The world’s technologies have advanced dramatically over the last few decades with innovations likes the internet and satellite navigation having changed the way we live our lives.
Atomic clocks pay a key role in these technologies; their time signals are what are used by GPS receivers to plot location and many applications and transactions across the internet if it wasn’t for highly precise synchronisation.
In fact a global timescale has been developed that is based on the time told by atomic clocks. UTC (Coordinated Universal Time) ensures that computer networks across the globe can be synchronised to the exact same time.
Synchronising computers and networks to atomic clocks is relatively straight forward thanks in part to NTP (Network Time Protocol), a version of which is included in most operating systems and is also thanks to the number of public NTP servers that exist on the internet.
To synchronise a Windows PC to an atomic clock is done by simply double clocking the clock on the task bar and then configuring the Internet Time tab to a relevant NTP server. A list of public NTP servers can be found at the NTP pool website.
When configuring networks to UTC however, a public NTP server is not suitable as there are security issues about polling a time source outside the firewall. Public servers are also known as stratum 2 servers which means they receive the time from another device that gets it from an atomic clock. This indirect method means that there is often a compromise in accuracy, furthermore if the internet connection goes down or the time server site then the network will soon drift away from UTC.
A far more secure and stable method is to invest in a dedicated NTP time server.
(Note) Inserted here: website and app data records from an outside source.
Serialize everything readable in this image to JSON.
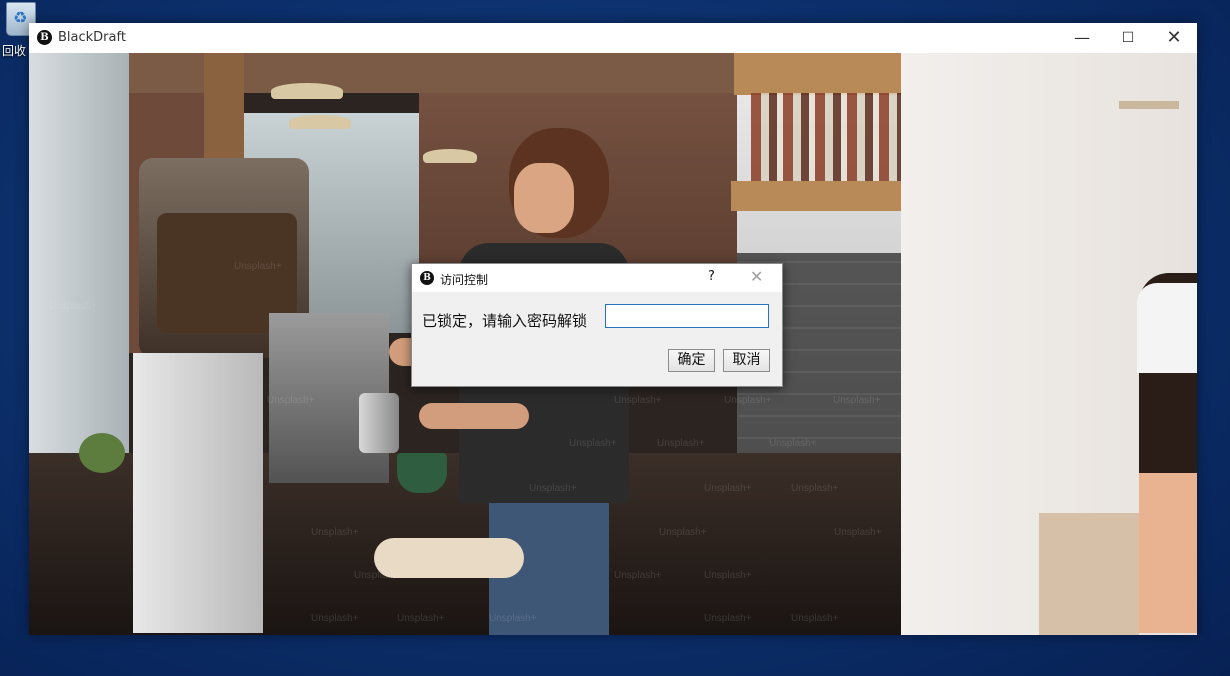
{
  "desktop": {
    "recycle_bin_label": "回收"
  },
  "window": {
    "title": "BlackDraft",
    "icon_letter": "B",
    "buttons": {
      "minimize": "—",
      "maximize": "☐",
      "close": "✕"
    }
  },
  "background": {
    "watermark_text": "Unsplash+"
  },
  "dialog": {
    "icon_letter": "B",
    "title": "访问控制",
    "help": "?",
    "close": "✕",
    "prompt": "已锁定，请输入密码解锁",
    "password_value": "",
    "ok_label": "确定",
    "cancel_label": "取消"
  },
  "colors": {
    "desktop": "#0d3270",
    "dialog_bg": "#f0f0f0",
    "input_border": "#2a72c6"
  }
}
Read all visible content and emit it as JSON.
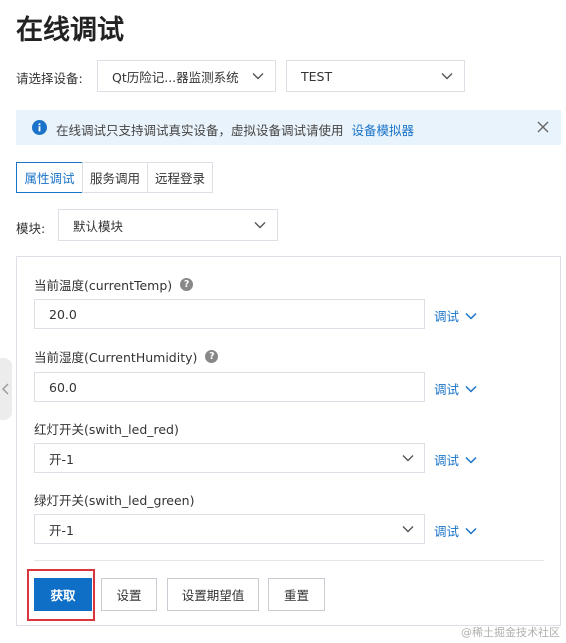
{
  "page": {
    "title": "在线调试"
  },
  "device": {
    "label": "请选择设备:",
    "product_value": "Qt历险记...器监测系统",
    "device_value": "TEST"
  },
  "alert": {
    "message": "在线调试只支持调试真实设备，虚拟设备调试请使用",
    "link_text": "设备模拟器"
  },
  "tabs": [
    {
      "label": "属性调试",
      "active": true
    },
    {
      "label": "服务调用",
      "active": false
    },
    {
      "label": "远程登录",
      "active": false
    }
  ],
  "module": {
    "label": "模块:",
    "value": "默认模块"
  },
  "fields": [
    {
      "label": "当前温度(currentTemp)",
      "value": "20.0",
      "type": "input",
      "has_help": true,
      "action": "调试"
    },
    {
      "label": "当前湿度(CurrentHumidity)",
      "value": "60.0",
      "type": "input",
      "has_help": true,
      "action": "调试"
    },
    {
      "label": "红灯开关(swith_led_red)",
      "value": "开-1",
      "type": "select",
      "has_help": false,
      "action": "调试"
    },
    {
      "label": "绿灯开关(swith_led_green)",
      "value": "开-1",
      "type": "select",
      "has_help": false,
      "action": "调试"
    }
  ],
  "buttons": {
    "get": "获取",
    "set": "设置",
    "set_expected": "设置期望值",
    "reset": "重置"
  },
  "help_glyph": "?",
  "watermark": "@稀土掘金技术社区",
  "colors": {
    "accent": "#1a73c8",
    "primary_button": "#0f6fc6",
    "highlight": "#d9363e",
    "alert_bg": "#e9f3fb"
  }
}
These devices receive a time signal directly from an atomic clock, either produced by a national physics lab like NIST or NPL via long wave radio or from GPS satellites.
A single dedicated NTP server will provide a stable, reliable and highly precise source of UTC and allow networks of hundreds and even thousands of devices to be synchronised to NTP.